Scott Jones: (co-supervised by Dr Michael Lewis) Scott began his PhD research in 2009 examining the contribution of perceptual learning to the process by which faces become familiar. In particular investigated the effects of the opportunity to compare a new face to other faces on the speed and quality of learning.

Rebecca Wright: (co-supervised by Dr Gary Gilmour of Eli Lilly & Company). Rebecca was awarded a BBSRC industrial CASE studentship (sponsored by Eli Lilly & Company) and began her PhD research in 2011. The general theme for of Rebecca’s research was be an examination of the affective and cognitive effects of animal models of psychosis and affective disorders.

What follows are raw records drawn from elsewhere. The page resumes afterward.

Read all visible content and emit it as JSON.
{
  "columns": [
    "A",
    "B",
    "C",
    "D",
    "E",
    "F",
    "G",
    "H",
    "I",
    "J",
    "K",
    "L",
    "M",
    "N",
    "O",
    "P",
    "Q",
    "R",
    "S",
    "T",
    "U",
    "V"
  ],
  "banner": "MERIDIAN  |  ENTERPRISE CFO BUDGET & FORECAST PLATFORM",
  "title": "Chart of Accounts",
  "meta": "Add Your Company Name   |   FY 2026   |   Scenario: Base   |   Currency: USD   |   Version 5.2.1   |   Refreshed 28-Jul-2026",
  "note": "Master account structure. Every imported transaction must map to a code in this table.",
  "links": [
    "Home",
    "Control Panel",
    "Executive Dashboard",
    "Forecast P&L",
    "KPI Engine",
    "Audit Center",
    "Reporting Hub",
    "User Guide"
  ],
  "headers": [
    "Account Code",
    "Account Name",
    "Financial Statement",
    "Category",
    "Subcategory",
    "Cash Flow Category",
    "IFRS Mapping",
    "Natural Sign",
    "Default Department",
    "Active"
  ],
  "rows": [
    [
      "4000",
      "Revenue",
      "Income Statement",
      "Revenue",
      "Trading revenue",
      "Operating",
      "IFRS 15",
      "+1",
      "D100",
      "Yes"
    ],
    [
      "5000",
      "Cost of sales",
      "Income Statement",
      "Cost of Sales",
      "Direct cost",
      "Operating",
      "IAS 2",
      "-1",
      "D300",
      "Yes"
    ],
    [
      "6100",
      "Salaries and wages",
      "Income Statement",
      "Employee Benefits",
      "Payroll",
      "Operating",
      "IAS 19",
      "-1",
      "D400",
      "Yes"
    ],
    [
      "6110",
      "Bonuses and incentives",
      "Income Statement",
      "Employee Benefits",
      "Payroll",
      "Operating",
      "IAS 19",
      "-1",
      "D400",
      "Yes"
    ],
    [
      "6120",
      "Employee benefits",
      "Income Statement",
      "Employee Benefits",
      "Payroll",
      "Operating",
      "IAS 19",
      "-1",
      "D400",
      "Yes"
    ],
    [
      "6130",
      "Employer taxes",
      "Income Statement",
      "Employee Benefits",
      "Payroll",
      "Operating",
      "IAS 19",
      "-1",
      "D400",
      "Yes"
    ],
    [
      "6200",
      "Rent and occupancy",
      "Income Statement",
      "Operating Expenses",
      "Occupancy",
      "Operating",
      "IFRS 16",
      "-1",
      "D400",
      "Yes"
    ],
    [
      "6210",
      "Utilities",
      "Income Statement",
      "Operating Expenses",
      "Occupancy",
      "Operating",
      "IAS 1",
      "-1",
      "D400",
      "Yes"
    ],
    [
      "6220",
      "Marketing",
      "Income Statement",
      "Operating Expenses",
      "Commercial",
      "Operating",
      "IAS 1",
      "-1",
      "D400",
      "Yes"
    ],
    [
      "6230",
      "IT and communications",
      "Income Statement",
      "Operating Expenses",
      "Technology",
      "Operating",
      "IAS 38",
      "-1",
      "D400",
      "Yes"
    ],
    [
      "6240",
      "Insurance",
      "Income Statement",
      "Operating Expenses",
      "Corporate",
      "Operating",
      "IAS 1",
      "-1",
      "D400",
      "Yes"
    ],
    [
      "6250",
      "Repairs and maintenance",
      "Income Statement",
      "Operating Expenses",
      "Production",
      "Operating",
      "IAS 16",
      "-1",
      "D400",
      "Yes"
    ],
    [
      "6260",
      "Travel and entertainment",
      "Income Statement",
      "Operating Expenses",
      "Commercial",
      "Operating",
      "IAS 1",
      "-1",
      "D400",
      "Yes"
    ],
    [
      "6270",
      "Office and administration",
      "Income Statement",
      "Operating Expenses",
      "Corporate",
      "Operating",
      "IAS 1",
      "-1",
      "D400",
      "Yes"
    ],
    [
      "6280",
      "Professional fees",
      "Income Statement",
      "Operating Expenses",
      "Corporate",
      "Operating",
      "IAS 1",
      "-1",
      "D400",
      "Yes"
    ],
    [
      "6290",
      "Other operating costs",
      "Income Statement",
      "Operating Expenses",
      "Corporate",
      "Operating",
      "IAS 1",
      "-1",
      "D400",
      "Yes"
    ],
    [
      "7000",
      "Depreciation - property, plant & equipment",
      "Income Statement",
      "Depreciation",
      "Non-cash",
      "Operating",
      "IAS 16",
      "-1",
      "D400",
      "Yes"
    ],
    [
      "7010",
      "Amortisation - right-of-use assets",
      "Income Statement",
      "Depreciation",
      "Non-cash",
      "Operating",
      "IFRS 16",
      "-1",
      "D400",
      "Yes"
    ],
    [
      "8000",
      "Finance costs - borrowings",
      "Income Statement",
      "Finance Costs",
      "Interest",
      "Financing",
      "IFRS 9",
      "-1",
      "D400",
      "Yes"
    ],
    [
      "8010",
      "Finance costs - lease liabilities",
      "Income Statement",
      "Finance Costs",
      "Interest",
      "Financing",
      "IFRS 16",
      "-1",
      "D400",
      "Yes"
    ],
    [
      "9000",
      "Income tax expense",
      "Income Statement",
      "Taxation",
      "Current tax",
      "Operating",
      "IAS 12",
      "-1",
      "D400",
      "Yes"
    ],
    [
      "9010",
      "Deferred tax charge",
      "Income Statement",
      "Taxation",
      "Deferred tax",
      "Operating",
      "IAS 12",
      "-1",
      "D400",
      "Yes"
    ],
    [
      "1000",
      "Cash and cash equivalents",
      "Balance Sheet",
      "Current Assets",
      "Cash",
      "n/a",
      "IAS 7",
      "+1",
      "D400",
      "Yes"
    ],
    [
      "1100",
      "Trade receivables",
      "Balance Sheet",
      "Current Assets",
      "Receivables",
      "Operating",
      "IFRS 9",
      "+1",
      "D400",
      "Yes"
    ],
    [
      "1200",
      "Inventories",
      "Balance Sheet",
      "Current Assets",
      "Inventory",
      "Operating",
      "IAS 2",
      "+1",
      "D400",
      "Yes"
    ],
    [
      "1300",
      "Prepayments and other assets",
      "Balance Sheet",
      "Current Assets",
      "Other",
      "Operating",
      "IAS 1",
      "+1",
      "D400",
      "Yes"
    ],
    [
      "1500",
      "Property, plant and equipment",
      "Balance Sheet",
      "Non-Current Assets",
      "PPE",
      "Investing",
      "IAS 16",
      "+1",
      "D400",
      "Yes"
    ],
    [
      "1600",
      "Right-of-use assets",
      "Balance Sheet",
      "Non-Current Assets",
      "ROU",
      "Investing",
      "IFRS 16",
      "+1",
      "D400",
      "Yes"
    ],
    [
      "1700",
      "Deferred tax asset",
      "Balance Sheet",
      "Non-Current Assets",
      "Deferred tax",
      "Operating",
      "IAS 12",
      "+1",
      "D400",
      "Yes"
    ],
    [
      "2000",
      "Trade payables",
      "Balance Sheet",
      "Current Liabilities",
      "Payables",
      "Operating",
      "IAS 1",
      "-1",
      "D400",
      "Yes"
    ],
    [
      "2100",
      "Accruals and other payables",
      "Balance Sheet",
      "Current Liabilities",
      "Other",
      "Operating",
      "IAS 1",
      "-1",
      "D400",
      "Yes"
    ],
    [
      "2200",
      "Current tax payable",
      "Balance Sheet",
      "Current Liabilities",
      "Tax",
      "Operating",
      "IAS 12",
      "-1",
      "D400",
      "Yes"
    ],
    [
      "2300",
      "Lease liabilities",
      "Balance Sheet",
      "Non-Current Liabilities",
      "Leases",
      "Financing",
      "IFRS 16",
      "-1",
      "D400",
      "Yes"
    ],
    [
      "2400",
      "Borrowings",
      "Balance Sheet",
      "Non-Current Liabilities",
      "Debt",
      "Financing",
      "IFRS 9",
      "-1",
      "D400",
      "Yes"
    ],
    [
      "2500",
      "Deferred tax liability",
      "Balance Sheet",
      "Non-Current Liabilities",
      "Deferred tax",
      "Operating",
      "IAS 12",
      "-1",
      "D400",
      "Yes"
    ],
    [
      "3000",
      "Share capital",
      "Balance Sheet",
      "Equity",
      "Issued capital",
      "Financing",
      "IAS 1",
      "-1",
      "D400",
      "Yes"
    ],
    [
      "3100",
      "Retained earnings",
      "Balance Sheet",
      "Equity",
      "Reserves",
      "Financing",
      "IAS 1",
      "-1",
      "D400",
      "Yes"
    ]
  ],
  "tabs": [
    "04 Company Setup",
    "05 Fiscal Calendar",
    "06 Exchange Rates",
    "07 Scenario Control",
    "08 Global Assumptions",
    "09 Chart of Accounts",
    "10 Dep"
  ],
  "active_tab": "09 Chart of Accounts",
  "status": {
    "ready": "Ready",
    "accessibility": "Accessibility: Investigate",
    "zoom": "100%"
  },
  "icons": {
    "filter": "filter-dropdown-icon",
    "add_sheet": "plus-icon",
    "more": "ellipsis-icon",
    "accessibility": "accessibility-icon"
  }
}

Emma Lydall: (co-supervised by Dr Gary Gilmour of Eli Lilly & Company). Emma was awarded a BBSRC industrial CASE studentship (sponsored by Eli Lilly & Company) and began her PhD research in 2007. The main focus of Emma’s research was the examination of whether animal models of schizophrenia extend to the entail a reduction in the hedonic response associated with pleasant stimuli (such anhedonic responses have been identified as a key symptom in schizophrenia and other disorders such as depression). In addition Emma has also contributed to the examination of hedonic processes in purely behavioural situations, including a direct demonstration that rats prefer the taste of sucrose when they have had to work hard for it than when they have not.

Dr Matthew Mundy: Currently a lecturer at Monash University in Australia, Matthew was previously employed as a WICN research fellow in the period immediately following his PhD . The main focus of Dr Mundy’s PhD research was an examination of the effects of exposure schedule in perceptual learning with both faces and non-face stimuli.

David Ross: (co-supervised with Dr Michael Lewis). Currently a Post-doc at Vanderbilt University, David’s PhD (which was passed entirely without corrections) investigated the nature of the representation of faces with a particular focus on comparing norm- and exemplar-based models.